Senator Maria Collett

Lower Gwynedd, PA — April 30, 2020 — Senator Maria Collett (D-12 Montgomery/Bucks) issued the following statement after a party-line vote in the Senate Veterans Affairs & Emergency Preparedness (“VAEP”) Committee meeting today to move forward with the issuance of redundant, burdensome subpoenas of Governor Wolf and cabinet officials:

“Rather than convening to discuss pressing issues pertaining to veterans affairs and emergency preparedness, such as the alarming 47 COVID-related and other deaths at a Chester County veterans’ home since March 1st or the urgent, ongoing testing and PPE needs of our first responders, I’m disappointed that the Senate VAEP Committee was convened today solely to address a request to issue subpoenas upon the Governor and Secretary of the Department of Community and Economic Development (“DCED”) to investigate the life-sustaining business waiver process.

“Subpoenas became unnecessary when our Auditor General announced this morning that his office would be moving forward with a thorough investigation of the DCED waiver process. Many businesses in the 12th District have fallen victim to the fallibility and inconsistencies in the waiver process. A prime example is A&F Machine Building, a Bucks County manufacturer vital to the toilet paper supply chain, whose waiver was initially denied. And there were classifications within the guidelines that my constituents and I disagreed with and challenged. (See, e.g., my April 2 letter to Secretary Davin regarding outdoor garden centers, to which I received no reply.)

“I agree there is much we can learn from the failures in this process and I fully support the Auditor General’s decision to investigate it.  I don’t, however, support the issuance of burdensome and redundant subpoenas that will take the administration away from the more pressing matters of the ongoing crisis. Right now, I want Governor Wolf looking forward at ongoing problems like the availability of testing and the safety and oversight in our congregant care facilities, including veterans’ homes. I want DCED focused on the swift and equitable distribution of additional funding to small businesses with actual losses in hardest hit areas.
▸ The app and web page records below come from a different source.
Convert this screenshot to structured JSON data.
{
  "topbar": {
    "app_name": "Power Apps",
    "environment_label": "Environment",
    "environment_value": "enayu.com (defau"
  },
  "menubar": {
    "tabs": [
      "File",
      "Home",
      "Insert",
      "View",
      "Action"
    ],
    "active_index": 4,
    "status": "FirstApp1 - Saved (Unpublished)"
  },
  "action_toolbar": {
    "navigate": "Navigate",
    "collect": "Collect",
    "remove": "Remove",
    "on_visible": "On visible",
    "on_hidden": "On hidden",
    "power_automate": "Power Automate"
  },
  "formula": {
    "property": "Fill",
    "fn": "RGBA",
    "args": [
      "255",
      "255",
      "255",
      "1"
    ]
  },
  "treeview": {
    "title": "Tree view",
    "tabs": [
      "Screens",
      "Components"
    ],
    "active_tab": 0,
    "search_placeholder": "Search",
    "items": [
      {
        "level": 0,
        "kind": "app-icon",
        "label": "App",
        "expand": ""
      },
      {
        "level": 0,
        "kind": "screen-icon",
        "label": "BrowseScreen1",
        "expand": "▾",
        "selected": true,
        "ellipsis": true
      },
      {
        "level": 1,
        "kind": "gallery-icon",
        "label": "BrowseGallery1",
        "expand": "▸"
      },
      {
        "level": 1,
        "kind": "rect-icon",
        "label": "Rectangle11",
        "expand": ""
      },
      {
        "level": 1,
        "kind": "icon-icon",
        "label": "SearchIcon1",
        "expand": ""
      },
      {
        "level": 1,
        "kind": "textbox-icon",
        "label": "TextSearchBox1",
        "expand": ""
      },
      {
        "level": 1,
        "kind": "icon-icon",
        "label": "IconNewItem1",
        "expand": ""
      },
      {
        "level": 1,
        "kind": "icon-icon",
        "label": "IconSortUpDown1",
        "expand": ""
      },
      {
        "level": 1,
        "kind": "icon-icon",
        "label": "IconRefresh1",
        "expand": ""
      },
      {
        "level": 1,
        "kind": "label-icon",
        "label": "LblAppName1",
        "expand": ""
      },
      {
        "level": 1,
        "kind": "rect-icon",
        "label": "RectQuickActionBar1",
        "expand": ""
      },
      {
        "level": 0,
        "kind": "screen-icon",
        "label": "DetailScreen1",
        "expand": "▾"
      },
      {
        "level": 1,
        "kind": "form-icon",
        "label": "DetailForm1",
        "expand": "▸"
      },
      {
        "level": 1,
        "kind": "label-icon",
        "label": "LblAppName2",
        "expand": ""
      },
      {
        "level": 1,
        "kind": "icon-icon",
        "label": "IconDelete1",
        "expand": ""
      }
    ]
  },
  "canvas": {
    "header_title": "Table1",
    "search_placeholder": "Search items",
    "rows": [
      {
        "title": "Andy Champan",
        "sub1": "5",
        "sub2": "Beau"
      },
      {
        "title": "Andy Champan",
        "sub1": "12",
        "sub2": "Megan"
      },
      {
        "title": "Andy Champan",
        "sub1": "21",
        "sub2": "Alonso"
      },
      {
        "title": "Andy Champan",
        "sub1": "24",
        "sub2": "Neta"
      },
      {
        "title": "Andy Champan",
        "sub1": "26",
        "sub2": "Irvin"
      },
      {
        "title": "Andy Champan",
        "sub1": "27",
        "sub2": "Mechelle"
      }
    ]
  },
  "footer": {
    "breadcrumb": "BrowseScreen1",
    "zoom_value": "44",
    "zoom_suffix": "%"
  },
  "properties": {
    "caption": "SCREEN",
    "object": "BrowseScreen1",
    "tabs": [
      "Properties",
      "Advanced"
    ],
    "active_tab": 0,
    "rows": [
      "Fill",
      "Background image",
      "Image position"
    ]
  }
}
Issuing subpoenas now that will take people away from the good work of helping our communities just to spend countless hours sifting through documents to satisfy discovery requests is undoubtedly a huge waste of taxpayer money. And it further wastes the energies of the same administrators and staff we so desperately need to continue working to get our Commonwealth back on track for a safe, effective re-opening.

“I am very disappointed in both parties that this conversation has become so heavily politicized. My decisions and votes have been and remain guided strictly by the public health and economic experts, the data from my district, and the input of my constituents and local businesses. To that end, I remain vocal in my calls for the Wolf administration to better target their relief efforts to make sure the money gets in the hands of those who need it the most, in districts like mine that have been closed the longest and to the families and small businesses that have been hardest hit. (See, e.g., my April 27 letter to Governor Wolf regarding SEPA businesses, to which I have received no reply.) This is what I want Governor Wolf and DCED doing right now. My no vote in VAEP reflects the distraction I think launching this type of legal investigation now will be towards the goal of bringing desperately needed financial relief to my constituents and my district.”